Triple-DMEK versus DMEK as risk factors for CMO
We found a negligible difference of 13.3% CMO following Triple-DMEK and 12.5% following DMEK alone after 6 months of follow-up (figure 1). On first glance, this may seem to be a paradox: in Triple-DMEK, the risk for CMO could be higher, as more surgical manipulation is needed and the geometrical situation of the anterior segment is changed more severely than following DMEK alone.
In addition, pseudophacic eyes with endothelial insufficiency often have opaque and thick corneas because of previous complicated surgery. Because these corneas tend to have more haze blurring vision during surgery, they require more delicate unfolding procedures with more manipulation. Furthermore, all phacoemulsifications in the Triple-DMEK group were uncomplicated, so a low rate of CMO induction would have been expected. Laaser et al19 are the only other group to compare a Triple-DMEK and a DMEK cohort. They also reported no elevated complication rate in Triple-DMEK compared with DMEK alone.

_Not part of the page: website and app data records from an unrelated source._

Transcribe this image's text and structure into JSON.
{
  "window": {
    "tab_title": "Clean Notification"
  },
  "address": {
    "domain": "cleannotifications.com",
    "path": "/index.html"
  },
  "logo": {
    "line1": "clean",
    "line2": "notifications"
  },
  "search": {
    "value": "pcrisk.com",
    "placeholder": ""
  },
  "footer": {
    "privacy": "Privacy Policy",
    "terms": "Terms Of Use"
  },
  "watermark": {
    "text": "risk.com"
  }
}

Taken together, anatomical respectively geometrical conditions of the patients eye may be relevant for the development of CMO, whereas intraoperative or perioperative factors affecting the grade of inflammation do not seem to be relevant in our cohort. Compared with cataract surgery alone (without iridectomy or intracameral air), (Triple-)DMEK may lead to increased rate of CMO because of this regularly performed manipulation on the iris.
Open questions for further studies may be the rate of CMO following DMEK in phacic eyes without simultaneous cataract surgery as well as the rate of CMO following cataract surgery in eyes with previous DMEK.
In conclusion, we recommend considering SD-OCT during the first 6 months following DMEK or Triple-DMEK, at least in eyes with insufficient visual rehabilitation. Eyes with short axial length require special attention. DMEK-related CMO could be effectively treated with the first-line medical treatment routinely applied in CMO following cataract surgery. Concerning prophylactic therapy, the surgeon has to perform a thorough risk analysis because, on the one hand, frequency of CMO following DMEK seems to be higher than following cataract surgery. On the other hand, and in contrast to CMO following cataract surgery, DMEK-related CMO in one eye does not seem to increase the risk for the fellow eye.
Contributors Each author has contributed substantially to acquisition of data, analysis and writing the manuscript according to the ICMJE guidelines for authorship.
Competing interests None.
Ethics approval Institutional ethics committee of the Albert Ludwigs University of Freiburg, Germany.
Provenance and peer review Not commissioned; externally peer reviewed.